INPUT FOR THIS TASK below:
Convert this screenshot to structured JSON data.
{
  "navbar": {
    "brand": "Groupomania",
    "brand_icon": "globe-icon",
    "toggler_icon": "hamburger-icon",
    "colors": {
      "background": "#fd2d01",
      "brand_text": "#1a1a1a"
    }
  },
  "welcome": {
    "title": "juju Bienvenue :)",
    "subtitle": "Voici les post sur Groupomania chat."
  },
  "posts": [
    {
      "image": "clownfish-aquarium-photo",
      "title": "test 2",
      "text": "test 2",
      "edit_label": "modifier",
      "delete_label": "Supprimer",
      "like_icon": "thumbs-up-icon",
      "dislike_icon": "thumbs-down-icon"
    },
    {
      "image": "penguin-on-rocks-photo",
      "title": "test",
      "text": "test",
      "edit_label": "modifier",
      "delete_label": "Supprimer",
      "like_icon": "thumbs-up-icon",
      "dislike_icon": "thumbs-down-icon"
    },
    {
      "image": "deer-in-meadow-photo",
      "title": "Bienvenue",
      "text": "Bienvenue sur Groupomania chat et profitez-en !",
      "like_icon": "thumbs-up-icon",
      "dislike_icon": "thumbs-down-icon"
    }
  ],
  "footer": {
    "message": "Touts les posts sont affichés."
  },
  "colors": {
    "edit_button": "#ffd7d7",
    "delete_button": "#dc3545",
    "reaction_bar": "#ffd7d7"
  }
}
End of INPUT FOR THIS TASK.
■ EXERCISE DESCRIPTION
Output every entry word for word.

■ EXERCISE SOLUTION
Convert this screenshot to structured JSON data.
{
  "navbar": {
    "brand": "Groupomania",
    "brand_icon": "globe-icon",
    "toggler_icon": "hamburger-icon",
    "colors": {
      "background": "#fd2d01",
      "brand_text": "#1a1a1a"
    }
  },
  "welcome": {
    "title": "juju Bienvenue :)",
    "subtitle": "Voici les post sur Groupomania chat."
  },
  "posts": [
    {
      "image": "clownfish-aquarium-photo",
      "title": "test 2",
      "text": "test 2",
      "edit_label": "modifier",
      "delete_label": "Supprimer",
      "like_icon": "thumbs-up-icon",
      "dislike_icon": "thumbs-down-icon"
    },
    {
      "image": "penguin-on-rocks-photo",
      "title": "test",
      "text": "test",
      "edit_label": "modifier",
      "delete_label": "Supprimer",
      "like_icon": "thumbs-up-icon",
      "dislike_icon": "thumbs-down-icon"
    },
    {
      "image": "deer-in-meadow-photo",
      "title": "Bienvenue",
      "text": "Bienvenue sur Groupomania chat et profitez-en !",
      "like_icon": "thumbs-up-icon",
      "dislike_icon": "thumbs-down-icon"
    }
  ],
  "footer": {
    "message": "Touts les posts sont affichés."
  },
  "colors": {
    "edit_button": "#ffd7d7",
    "delete_button": "#dc3545",
    "reaction_bar": "#ffd7d7"
  }
}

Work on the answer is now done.